Fingleton warned that if the domestic beef sector becomes unsustainable, there would be areas of the country left in financial jeopardy. “Some would be able to shift to arable farming but there are huge portions of the country where this is not possible and the land would be left useless.”
He also suggested that the Irish meat industry should focus on issues closer to home. “We’ve been beaten with the Brexit stick for the past three years and we can’t remain silent on it any longer. The beef industry received €100m support due to Brexit and while that should have been more, we suggested that this money be used to set up a red meat regulator but that has fallen on deaf ears.”
The processors’ trade body Meat Industry Ireland (MII) expressed disappointment that Beef Plan refused to participate in talks involving both parties and Minister for Agriculture, Food and the Marine Michael Creed.

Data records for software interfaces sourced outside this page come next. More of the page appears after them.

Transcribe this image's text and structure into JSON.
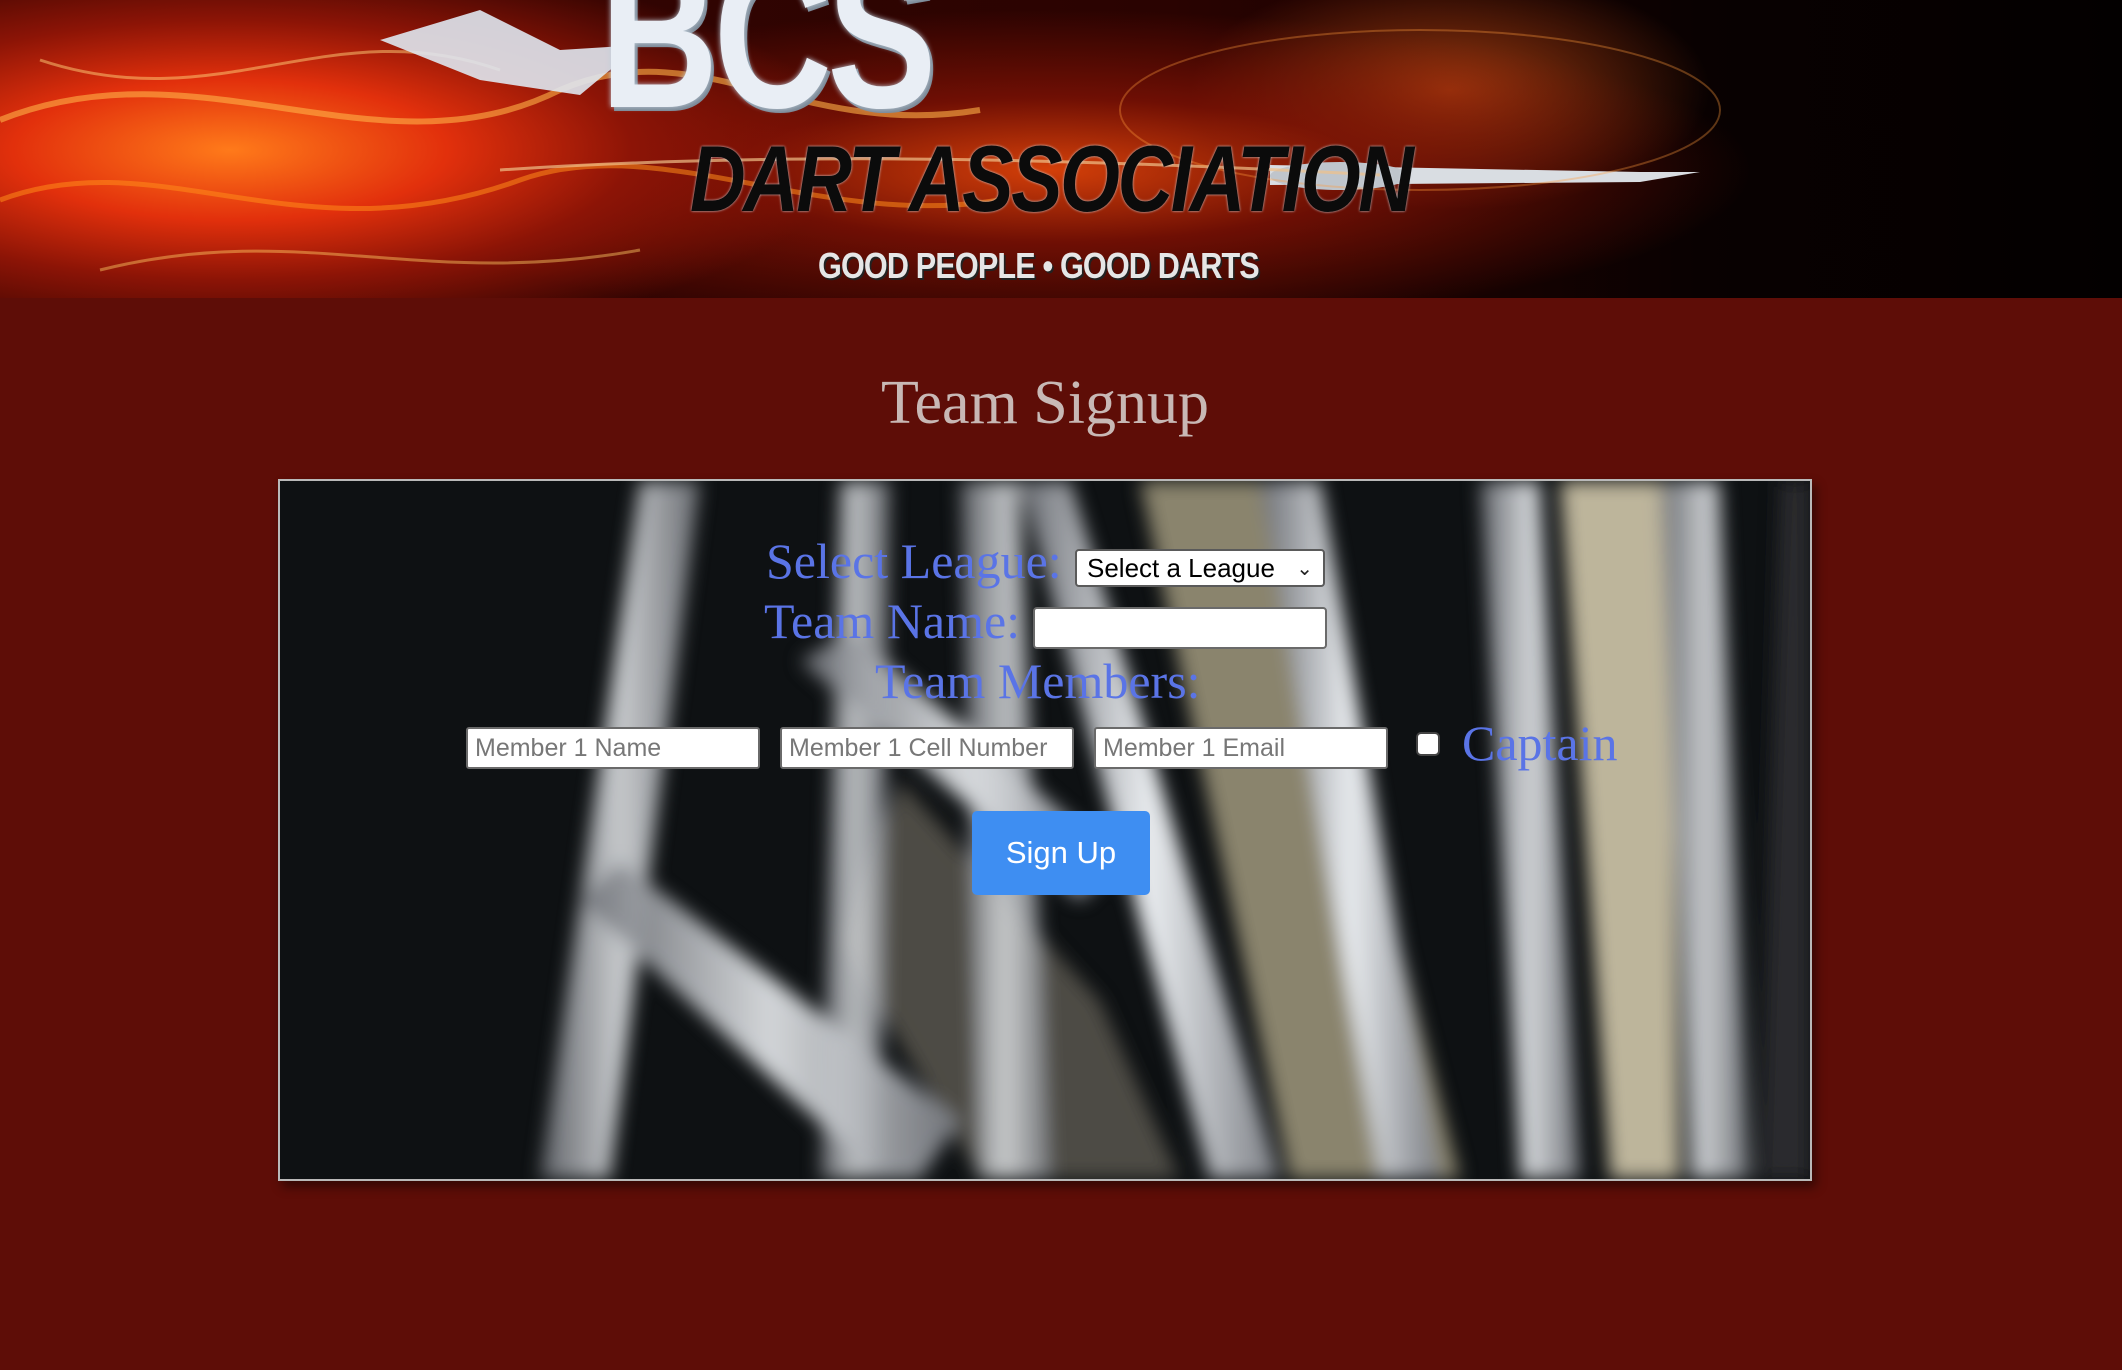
{
  "banner": {
    "logo_text": "BCS",
    "title": "DART ASSOCIATION",
    "tagline": "GOOD PEOPLE • GOOD DARTS"
  },
  "page": {
    "title": "Team Signup"
  },
  "form": {
    "league_label": "Select League:",
    "league_selected": "Select a League",
    "team_name_label": "Team Name:",
    "team_name_value": "",
    "members_label": "Team Members:",
    "member_name_placeholder": "Member 1 Name",
    "member_cell_placeholder": "Member 1 Cell Number",
    "member_email_placeholder": "Member 1 Email",
    "captain_label": "Captain",
    "captain_checked": false,
    "submit_label": "Sign Up"
  },
  "colors": {
    "page_background": "#5e0d07",
    "label_color": "#5a74e6",
    "title_color": "#c8b8b5",
    "button_color": "#3e8ef2"
  }
}
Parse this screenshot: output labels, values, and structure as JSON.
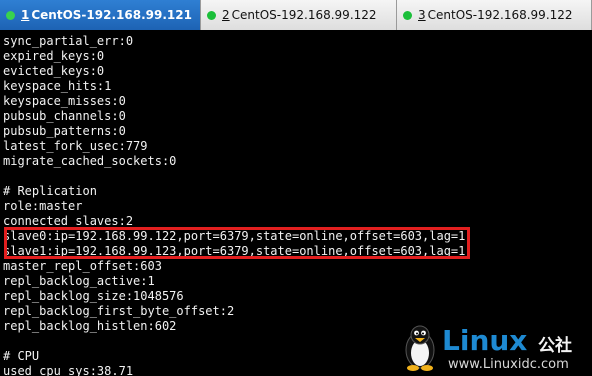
{
  "tabs": [
    {
      "num": "1",
      "label": "CentOS-192.168.99.121",
      "active": true
    },
    {
      "num": "2",
      "label": "CentOS-192.168.99.122",
      "active": false
    },
    {
      "num": "3",
      "label": "CentOS-192.168.99.122",
      "active": false
    }
  ],
  "terminal": {
    "lines": [
      "sync_partial_err:0",
      "expired_keys:0",
      "evicted_keys:0",
      "keyspace_hits:1",
      "keyspace_misses:0",
      "pubsub_channels:0",
      "pubsub_patterns:0",
      "latest_fork_usec:779",
      "migrate_cached_sockets:0",
      "",
      "# Replication",
      "role:master",
      "connected_slaves:2",
      "slave0:ip=192.168.99.122,port=6379,state=online,offset=603,lag=1",
      "slave1:ip=192.168.99.123,port=6379,state=online,offset=603,lag=1",
      "master_repl_offset:603",
      "repl_backlog_active:1",
      "repl_backlog_size:1048576",
      "repl_backlog_first_byte_offset:2",
      "repl_backlog_histlen:602",
      "",
      "# CPU",
      "used_cpu_sys:38.71"
    ]
  },
  "watermark": {
    "brand": "Linux",
    "brand_cn": "公社",
    "url": "www.Linuxidc.com"
  },
  "colors": {
    "tab_active": "#1d63b4",
    "status_dot": "#1bbf3a",
    "highlight": "#e21f1f",
    "watermark": "#1e8ad2"
  }
}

Howver Fingleton told Global Meat News that there has been no invitation offered to these talks but expressed openness to discussions.
MII also said it was having to resort to legal action to help resolve the protests. In a statement, it said: “MII acknowledges the right of suppliers to organise a peaceful protest; however the unlawful behaviour of some protestors at certain sites has caused significant and irreparable damage to the beef industry. The continued intimidation of fellow farmer suppliers, company employees, government assigned veterinarians and other service providers including hauliers is unacceptable.
“Unfortunately, as a result of the Beef Plan campaign of illegal blockades, companies have been forced to lay off employees with more expected to be laid off in the coming days as operations grind to a halt.
“Unfortunately, because of Beef Plan blockades, and in the aftermath of its refusal to enter talks brokered by the Minister, businesses have, as a last resort, been left with no choice other than to seek legal remedy in an effort to prevent Beef Plan from causing further damage to the Irish beef industry.”
The decision to pursue legal action was criticised by the Irish Farmers’ Association. President Joe Healy said MII “should stop meeting lawyers and start meeting farmers”.
“Minister Creed has described the threat from MII as unhelpful, but it’s much worse than that. The Minister has to get tough with the factories and tell them to enter talks without any preconditions,” added Healy. “The current dispute is a product of the desperate situation beef farmers find themselves in. Threatening legal action just shows how out of touch with the reality Meat Industry Ireland is.”